Gamesa, a global technology leader in wind energy, has further consolidated its Chinese presence with two new supply contracts. The first is a new contract with CGN Wind Energy, a subsidiary of China’s General Nuclear Power Group, for the supply of 64 MW; the second is with Everbright, a subsidiary of Chinese renewable energy specialist Everbright Group, for the supply of 48 MW.
The scope of the agreement with CGN encompasses the supply and installation of 32 of Gamesa’s G97-2.0 MW turbines, specifically configured for high-altitude locations, at the Yangchajie wind complex located in the province of Yunnan, in southeast China. The turbines are slated for delivery in January 2015, while the facility is expected to be commissioned in March 2015.
This is the third agreement reached between Gamesa and CGN so far this year, the parties having already signed contracts covering the supply of another 150 MW in 2014, 100 MW of which for the first phase of the Yangchajie wind farm.

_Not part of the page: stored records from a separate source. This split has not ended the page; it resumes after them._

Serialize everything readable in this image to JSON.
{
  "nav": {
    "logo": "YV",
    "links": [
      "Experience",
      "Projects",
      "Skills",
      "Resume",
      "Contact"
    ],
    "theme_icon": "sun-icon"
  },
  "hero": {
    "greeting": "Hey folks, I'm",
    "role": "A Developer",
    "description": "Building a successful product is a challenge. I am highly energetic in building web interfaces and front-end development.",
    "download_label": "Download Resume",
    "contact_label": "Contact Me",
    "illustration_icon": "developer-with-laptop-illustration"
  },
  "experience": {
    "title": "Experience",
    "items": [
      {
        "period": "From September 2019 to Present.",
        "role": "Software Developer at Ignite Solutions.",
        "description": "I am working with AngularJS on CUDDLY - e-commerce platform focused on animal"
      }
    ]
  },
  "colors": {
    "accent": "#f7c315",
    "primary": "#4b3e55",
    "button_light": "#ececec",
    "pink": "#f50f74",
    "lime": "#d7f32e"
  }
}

Elsewhere, the agreement with Everbright includes the supply and installation of 24 G97-2.0 MW turbines at the Zhaojiashan wind farm in the province of Shanxi, in western Peking. These turbines are to be delivered in March of next year and the project is expected to be fully commissioned by May. This is the second wind project being developed by Everbright, which also selected recently Gamesa to supply the wind turbines for its first wind farm (48 MW), also located in the province of Shanxi.
“Signature of these agreements is tantamount to an endorsement from our Chinese customers which have once again chosen us as benchmark supplier for their projects”, said José Antonio Miranda, Gamesa’s CEO in China.
Gamesa reinforces its positioning in China
Including this new agreements, Gamesa has won contracts for the supply of over 350 MW in China in 2014. The company operates in the country as turbine manufacturer and wind farm developer. Its presence in China, where it has installed over 3,500 MW and currently services almost 1,000 MW, dates back to 2000.